The European Central Bank (ECB) shouldn’t rush into implementing massive bond-purchase programs in the future, the head of the German central bank warned in an interview with CNBC Wednesday. The 19-country region launched a quantitative easing package — a massive stimulus program — back in 2015 to prop up the moribund economy following the sovereign debt crisis. The active bond-buying ended in December last year, but throughout its existence there was running opposition, saying it was dragging on for too long. “I have always argued that for me, the purchase of sovereign debt is a very special instrument,” Jens Weidmann, the president of the Bundesbank, told CNBC’s Julianna Tatelbaum Wednesday. “Especially in the context of a monetary union, where you have one monetary policy but 19 independent fiscal policies and, the danger of communitizing fiscal debt is very different from that of the U.S. or Japan,” he added. In the euro zone, the ECB is responsible for setting monetary policy that is supportive of the 19 member nations. However, each country is able to dictate its own spending measures. As a result, there are countries that follow more conservative fiscal targets, whereas others are often in breach of the area’s… Read full this story

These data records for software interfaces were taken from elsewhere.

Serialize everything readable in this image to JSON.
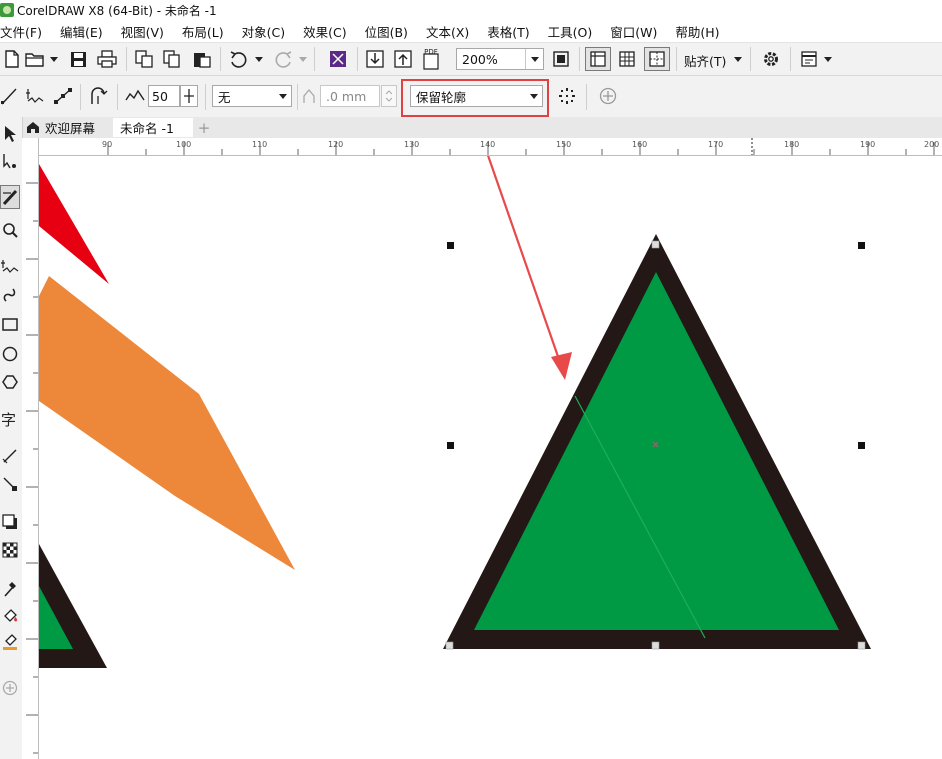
{
  "window": {
    "title": "CorelDRAW X8 (64-Bit) - 未命名 -1",
    "app_icon": "coreldraw-icon"
  },
  "menu": [
    "文件(F)",
    "编辑(E)",
    "视图(V)",
    "布局(L)",
    "对象(C)",
    "效果(C)",
    "位图(B)",
    "文本(X)",
    "表格(T)",
    "工具(O)",
    "窗口(W)",
    "帮助(H)"
  ],
  "toolbar": {
    "zoom_value": "200%",
    "snap_label": "贴齐(T)",
    "pdf_label": "PDF",
    "icons": [
      "new-icon",
      "open-icon",
      "save-icon",
      "print-icon",
      "import-icon",
      "copy-icon",
      "paste-icon",
      "undo-icon",
      "redo-icon",
      "launch-icon",
      "import-arrow-icon",
      "export-arrow-icon",
      "pdf-icon",
      "full-screen-icon",
      "rulers-icon",
      "grid-icon",
      "guidelines-icon",
      "options-gear-icon",
      "app-launcher-icon"
    ]
  },
  "property_bar": {
    "smoothing_value": "50",
    "line_style_value": "无",
    "width_value": ".0 mm",
    "outline_mode_value": "保留轮廓",
    "icons": [
      "freehand-icon",
      "polyline-icon",
      "bezier-icon",
      "closed-curve-icon",
      "smoothing-icon",
      "stepper-icon",
      "outline-width-icon",
      "auto-close-icon",
      "add-icon"
    ]
  },
  "tabs": {
    "welcome": "欢迎屏幕",
    "document": "未命名 -1",
    "add": "+"
  },
  "ruler": {
    "h_labels": [
      "90",
      "100",
      "110",
      "120",
      "130",
      "140",
      "150",
      "160",
      "170",
      "180",
      "190",
      "200"
    ],
    "v_labels": [
      "8",
      "20",
      "60",
      "40",
      "20",
      "0",
      "20",
      "40",
      "60",
      "80",
      "10"
    ]
  },
  "canvas": {
    "fill_color": "#009944",
    "outline_color": "#231815",
    "red_shape": "#e60012",
    "orange_shape": "#ed8739",
    "annotation_color": "#e84a4a"
  },
  "toolbox": [
    "pick-tool-icon",
    "shape-tool-icon",
    "crop-tool-icon",
    "zoom-tool-icon",
    "freehand-tool-icon",
    "artistic-media-icon",
    "rectangle-tool-icon",
    "ellipse-tool-icon",
    "polygon-tool-icon",
    "text-tool-icon",
    "parallel-dimension-icon",
    "connector-tool-icon",
    "drop-shadow-icon",
    "transparency-icon",
    "eyedropper-icon",
    "interactive-fill-icon",
    "smart-fill-icon",
    "add-tool-icon"
  ]
}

- How Germany's economy shrank 10% but the jobless rate barely moved
- Eurozone crisis: Germany and France clash over eurobonds at summit
- Can Germany now hold the European team together?

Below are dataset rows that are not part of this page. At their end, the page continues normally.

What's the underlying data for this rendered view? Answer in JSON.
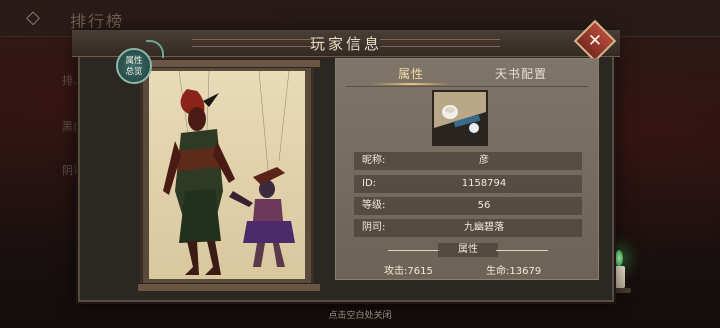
{
  "background": {
    "title": "排行榜",
    "side_items": [
      "排…",
      "黑白…",
      "阴司…"
    ]
  },
  "dialog": {
    "title": "玩家信息",
    "close_label": "✕",
    "overview_badge": "属性总览",
    "tabs": [
      {
        "label": "属性",
        "active": true
      },
      {
        "label": "天书配置",
        "active": false
      }
    ],
    "info": [
      {
        "label": "昵称:",
        "value": "彦"
      },
      {
        "label": "ID:",
        "value": "1158794"
      },
      {
        "label": "等级:",
        "value": "56"
      },
      {
        "label": "阴司:",
        "value": "九幽碧落"
      }
    ],
    "attr_section_label": "属性",
    "attack": "攻击:7615",
    "hp": "生命:13679"
  },
  "footer_hint": "点击空白处关闭",
  "colors": {
    "accent_gold": "#e7c07c",
    "close_red": "#b34a3a",
    "candle_green": "#5ad06a"
  }
}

- Europe steps up tech battle against coronavirus with German app
- Germany: EU summit deal increases chances of economic recovery in second half
- Germany's new virus cases fell to below 500 a day for weeks. Now they've topped 800

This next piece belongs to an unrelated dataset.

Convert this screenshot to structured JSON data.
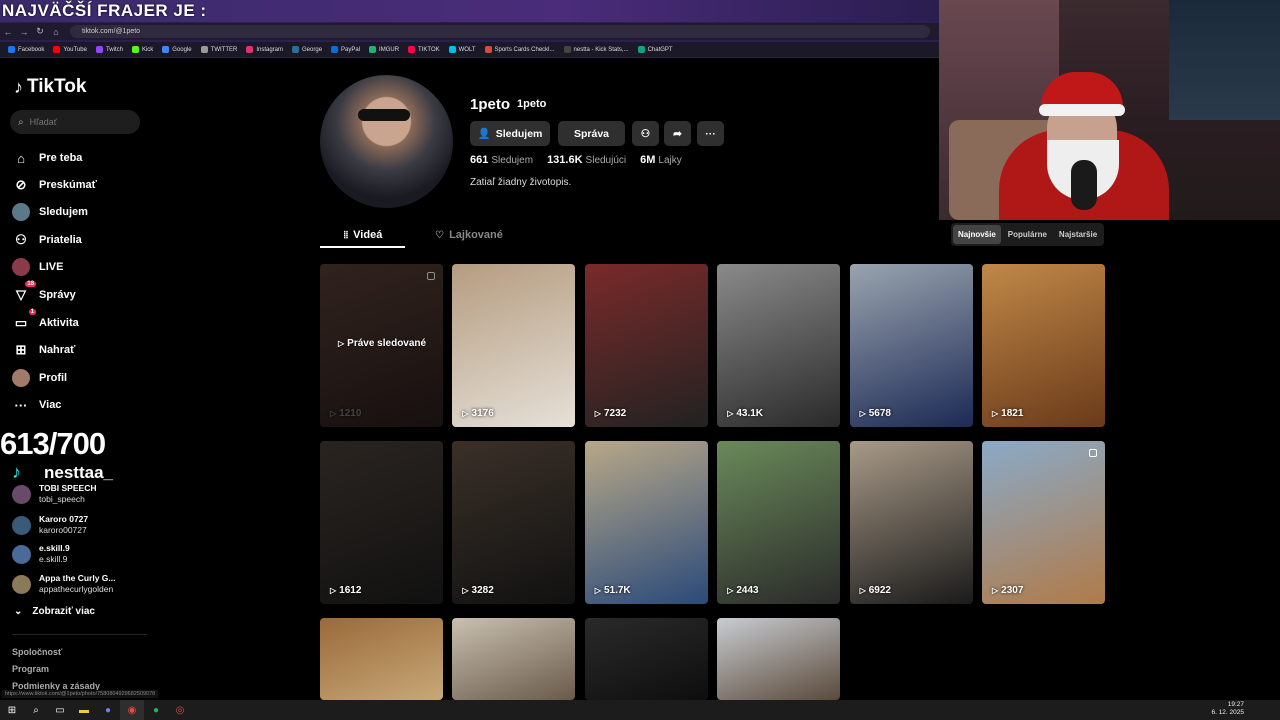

- Joint EU Debt Must Not Become Regular Occurrence, Germany's Weidmann Says
- EU banking watchdog sounds warning note on leveraged loans
- Cresting 'first wave' of stimulus may be next hurdle for world markets
- Merkel: 2nd summit may be needed to forge EU stimulus deal
Germany's top central banker warns against bringing back stimulus in Europe have 303 words, post on www.cnbc.com at February 27, 2019. This is cached page on IT Breaking News. If you want remove this page, please contact us.